A federal lifeline for Louisiana’s unemployed

A federal lifeline for Louisiana’s unemployed

The coronavirus has hit Louisiana’s workforce particularly hard: 72,620 people filed for unemployment benefits with the state last week, an increase of more than 70,000 over the week before. But in a state with the stingiest unemployment insurance in the country, benefits from the state alone won’t come close to meeting workers’ needs. That’s why a federal bump to state payments, included in the CARES Act that passed the Senate late Wednesday, is essential to keeping Louisiana families afloat. Nola.com | The Advocate’s Tyler Bridges has the story:

Under the state’s unemployment insurance system, jobless salaried workers can receive no more than the $247 weekly.
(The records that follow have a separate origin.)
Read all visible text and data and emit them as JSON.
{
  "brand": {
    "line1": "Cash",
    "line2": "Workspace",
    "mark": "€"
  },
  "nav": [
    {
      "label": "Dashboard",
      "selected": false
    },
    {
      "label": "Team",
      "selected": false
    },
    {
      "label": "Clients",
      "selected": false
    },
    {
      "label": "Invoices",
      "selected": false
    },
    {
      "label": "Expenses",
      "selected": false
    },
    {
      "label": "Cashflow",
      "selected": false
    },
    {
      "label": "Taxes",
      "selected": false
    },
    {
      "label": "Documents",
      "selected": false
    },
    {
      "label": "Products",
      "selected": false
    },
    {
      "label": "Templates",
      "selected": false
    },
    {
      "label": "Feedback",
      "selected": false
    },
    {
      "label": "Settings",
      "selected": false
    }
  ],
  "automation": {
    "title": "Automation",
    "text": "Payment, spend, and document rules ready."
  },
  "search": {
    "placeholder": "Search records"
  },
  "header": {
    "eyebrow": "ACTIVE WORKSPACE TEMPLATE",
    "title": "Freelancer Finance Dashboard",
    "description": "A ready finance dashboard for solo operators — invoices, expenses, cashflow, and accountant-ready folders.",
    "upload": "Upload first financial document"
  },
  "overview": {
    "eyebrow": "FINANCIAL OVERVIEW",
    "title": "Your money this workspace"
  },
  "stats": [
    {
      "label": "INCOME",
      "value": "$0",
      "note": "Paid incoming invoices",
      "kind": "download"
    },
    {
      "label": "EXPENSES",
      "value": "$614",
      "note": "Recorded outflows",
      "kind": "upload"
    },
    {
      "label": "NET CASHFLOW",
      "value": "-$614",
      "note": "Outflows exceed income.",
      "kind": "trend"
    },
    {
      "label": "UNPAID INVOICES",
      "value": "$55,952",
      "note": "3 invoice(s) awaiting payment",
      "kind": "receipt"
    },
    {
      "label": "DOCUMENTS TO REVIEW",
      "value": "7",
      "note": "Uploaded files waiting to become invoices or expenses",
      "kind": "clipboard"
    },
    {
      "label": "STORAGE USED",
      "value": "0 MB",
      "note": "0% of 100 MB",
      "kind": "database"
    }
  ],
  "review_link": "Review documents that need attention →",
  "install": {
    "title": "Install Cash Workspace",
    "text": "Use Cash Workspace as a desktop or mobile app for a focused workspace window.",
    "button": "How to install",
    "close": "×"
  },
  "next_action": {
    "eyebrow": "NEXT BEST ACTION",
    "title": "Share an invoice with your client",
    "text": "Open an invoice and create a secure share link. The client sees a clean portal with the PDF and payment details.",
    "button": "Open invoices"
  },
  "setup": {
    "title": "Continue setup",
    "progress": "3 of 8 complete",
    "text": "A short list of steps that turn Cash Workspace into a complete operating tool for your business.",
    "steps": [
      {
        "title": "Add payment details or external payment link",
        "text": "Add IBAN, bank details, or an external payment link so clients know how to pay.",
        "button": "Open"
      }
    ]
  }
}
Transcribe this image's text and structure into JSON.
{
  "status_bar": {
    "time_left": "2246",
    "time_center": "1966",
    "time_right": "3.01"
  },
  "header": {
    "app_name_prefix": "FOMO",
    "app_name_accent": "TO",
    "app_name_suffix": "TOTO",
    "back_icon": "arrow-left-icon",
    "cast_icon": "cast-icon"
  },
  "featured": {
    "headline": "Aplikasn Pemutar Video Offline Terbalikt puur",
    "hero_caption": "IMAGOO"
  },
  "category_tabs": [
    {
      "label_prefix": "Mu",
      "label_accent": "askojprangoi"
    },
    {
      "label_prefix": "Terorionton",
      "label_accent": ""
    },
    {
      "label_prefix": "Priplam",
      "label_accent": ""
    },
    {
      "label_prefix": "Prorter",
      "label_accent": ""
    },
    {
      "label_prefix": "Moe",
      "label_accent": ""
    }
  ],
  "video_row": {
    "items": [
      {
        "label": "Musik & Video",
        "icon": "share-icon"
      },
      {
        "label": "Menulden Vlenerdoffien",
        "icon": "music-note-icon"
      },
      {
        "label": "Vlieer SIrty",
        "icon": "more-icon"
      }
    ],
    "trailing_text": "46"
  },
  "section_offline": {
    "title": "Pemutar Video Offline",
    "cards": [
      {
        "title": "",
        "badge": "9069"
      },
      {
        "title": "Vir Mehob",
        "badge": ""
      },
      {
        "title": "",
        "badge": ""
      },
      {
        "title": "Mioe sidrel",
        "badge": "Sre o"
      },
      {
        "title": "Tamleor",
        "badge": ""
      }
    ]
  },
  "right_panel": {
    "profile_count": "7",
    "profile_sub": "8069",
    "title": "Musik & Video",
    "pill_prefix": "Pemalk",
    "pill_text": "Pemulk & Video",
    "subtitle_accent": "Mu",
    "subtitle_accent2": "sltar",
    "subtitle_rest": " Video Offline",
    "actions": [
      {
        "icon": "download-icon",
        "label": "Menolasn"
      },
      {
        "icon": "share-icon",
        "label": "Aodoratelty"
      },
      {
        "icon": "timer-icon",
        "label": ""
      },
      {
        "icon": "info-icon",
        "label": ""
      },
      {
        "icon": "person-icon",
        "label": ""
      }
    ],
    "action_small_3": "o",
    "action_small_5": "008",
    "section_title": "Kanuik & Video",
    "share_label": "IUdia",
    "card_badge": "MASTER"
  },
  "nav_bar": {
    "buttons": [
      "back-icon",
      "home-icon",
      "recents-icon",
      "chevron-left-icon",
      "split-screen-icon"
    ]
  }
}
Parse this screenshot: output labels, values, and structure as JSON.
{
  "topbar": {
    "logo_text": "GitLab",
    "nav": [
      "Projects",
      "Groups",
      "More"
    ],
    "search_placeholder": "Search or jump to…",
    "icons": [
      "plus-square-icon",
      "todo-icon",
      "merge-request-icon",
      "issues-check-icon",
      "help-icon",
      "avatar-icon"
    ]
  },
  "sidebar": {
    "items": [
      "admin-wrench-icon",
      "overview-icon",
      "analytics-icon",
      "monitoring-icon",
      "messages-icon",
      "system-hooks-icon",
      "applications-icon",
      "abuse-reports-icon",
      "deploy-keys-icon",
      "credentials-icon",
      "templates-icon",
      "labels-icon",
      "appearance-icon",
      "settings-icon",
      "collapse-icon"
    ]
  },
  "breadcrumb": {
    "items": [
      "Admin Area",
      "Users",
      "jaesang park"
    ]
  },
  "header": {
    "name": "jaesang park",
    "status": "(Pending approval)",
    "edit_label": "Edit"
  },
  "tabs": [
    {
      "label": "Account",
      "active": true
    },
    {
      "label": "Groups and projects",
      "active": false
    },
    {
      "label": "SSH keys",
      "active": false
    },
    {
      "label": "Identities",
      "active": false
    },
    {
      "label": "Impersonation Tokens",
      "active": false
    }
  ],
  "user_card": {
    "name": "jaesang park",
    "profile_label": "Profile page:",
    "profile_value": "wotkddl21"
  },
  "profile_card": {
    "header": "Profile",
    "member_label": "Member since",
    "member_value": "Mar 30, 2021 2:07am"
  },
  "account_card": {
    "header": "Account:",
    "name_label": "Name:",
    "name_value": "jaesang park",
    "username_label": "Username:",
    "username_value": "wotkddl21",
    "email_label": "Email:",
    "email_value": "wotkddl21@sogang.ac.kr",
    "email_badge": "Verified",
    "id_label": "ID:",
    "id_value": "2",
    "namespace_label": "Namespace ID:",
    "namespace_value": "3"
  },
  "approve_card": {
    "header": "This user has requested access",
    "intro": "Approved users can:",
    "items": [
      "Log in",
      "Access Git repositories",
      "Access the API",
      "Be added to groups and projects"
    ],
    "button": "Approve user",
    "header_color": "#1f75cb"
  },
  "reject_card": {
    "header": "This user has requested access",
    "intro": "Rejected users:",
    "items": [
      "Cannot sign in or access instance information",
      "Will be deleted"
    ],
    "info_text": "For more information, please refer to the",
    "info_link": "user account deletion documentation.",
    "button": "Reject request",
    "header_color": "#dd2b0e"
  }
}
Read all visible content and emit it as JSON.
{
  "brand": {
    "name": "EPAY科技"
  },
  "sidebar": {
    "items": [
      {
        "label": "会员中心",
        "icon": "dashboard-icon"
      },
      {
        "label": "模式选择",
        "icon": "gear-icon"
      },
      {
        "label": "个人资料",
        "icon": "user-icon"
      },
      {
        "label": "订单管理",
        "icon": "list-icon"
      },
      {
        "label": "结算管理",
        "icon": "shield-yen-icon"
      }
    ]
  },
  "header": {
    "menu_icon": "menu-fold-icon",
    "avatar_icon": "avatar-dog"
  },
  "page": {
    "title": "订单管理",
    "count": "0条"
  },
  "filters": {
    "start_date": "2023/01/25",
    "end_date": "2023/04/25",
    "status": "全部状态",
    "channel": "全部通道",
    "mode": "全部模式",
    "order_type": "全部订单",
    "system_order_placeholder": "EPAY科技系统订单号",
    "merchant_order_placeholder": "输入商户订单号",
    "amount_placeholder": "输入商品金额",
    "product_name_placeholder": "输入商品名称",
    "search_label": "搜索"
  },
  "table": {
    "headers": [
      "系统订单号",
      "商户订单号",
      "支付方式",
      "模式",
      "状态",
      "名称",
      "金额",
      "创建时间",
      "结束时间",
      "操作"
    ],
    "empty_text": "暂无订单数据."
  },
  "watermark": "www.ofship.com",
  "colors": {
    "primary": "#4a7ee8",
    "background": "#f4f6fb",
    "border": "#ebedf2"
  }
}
Under the proposed legislation, they would receive an additional $600 per week, for a total of up to $847 per week for several months. “That would be a big incentive for the working man,” said Peter Guarino, a Meraux resident who until two weeks ago had steady employment as a carpenter setting up trade shows at the Ernest N. Morial Convention Center.


Race and education predict who can work from home
With businesses shuttering across the state in response to the coronavirus, employees who can’t work from home are finding themselves out of work. As The Washington Post’s Christian Davenport, Aaron Gregg and Craig Timberg report, it’s the nation’s workers of color who are most disadvantaged by the work-from-home / out-of-work divide.

Thirty-seven percent of Asian Americans and 30 percent of whites said they could work remotely. But only 20 percent of African Americans and 16 percent of Hispanics said they had that ability. Almost 52 percent of those with a college education or higher said they could work from home, but only 4 percent of those with less than a high school diploma said they could. “It is really shedding light on some inequalities in a new way,” said Heidi Shierholz, former chief economist for the Labor Department, now at the Economic Policy Institute. “A lot of people who have highly paid, white-collar jobs that are computer-focused can adjust to this crisis without a lot of pain. And then there’s a much larger group that can’t adjust without a lot of pain to themselves and their families.”


The coronavirus discriminates
We often talk about diseases as misfortunes that “don’t discriminate.” But that just isn’t true. As Amy Lesen argues in Nola.com | The Advocate, existing health disparities, including discrimination in medical care, already shorten the lifespans of people of color and people with low incomes and are poised to make the coronavirus another part of a continuing epidemic of inequity. 

The serious implications of this deplorable state of affairs are obvious: We are very likely to see disproportionate numbers of poor people and people of color get sick and die from COVID-19 in New Orleans and Louisiana — and across our nation. Indeed, in a recent piece in Forbes, Katya Fels Smyth raises deep concerns about health disparities in the United States and COVID-19. As she reminds us, rates of diseases like asthma, diabetes, and hypertension are not higher in the black population because blacks are somehow physiologically different from other people. It’s because African Americans and the poor have less access to preventive medicine, and research has also revealed startling, widespread racial bias in health care even for middle-class and affluent people of color.


In NOLA, locked out of housing help by COVID-19
As state and local government offices have changed their operations to avoid spreading the coronavirus, many people who use public benefits to support themselves and their families are finding those benefits harder to access. Pro Publica’s Katy Reckdahl, in a story co-published in Nola.com | The Advocate, writes about renters in New Orleans who find themselves locked out of housing assistance, while they are being asked to shelter in place.

For those who rely on government agencies to help meet their basic needs, the coronavirus has added a layer of danger to the everyday reality of navigating slow-moving bureaucracy that may now be exacerbated by skeletal staff and virus protocols that don’t allow for face-to-face conversations. This is particularly pronounced in New Orleans, a high-poverty city where a quarter of all renters depend on vouchers from its notoriously dysfunctional housing authority.


Number of the Day
3.3 million – Number of new unemployment claims filed nationwide in the week ending March 21 (seasonally adjusted). This marks an increase of 3 million claims over the previous week, and the highest number of claims on record for a single week. (Source: U.S. Department of Labor)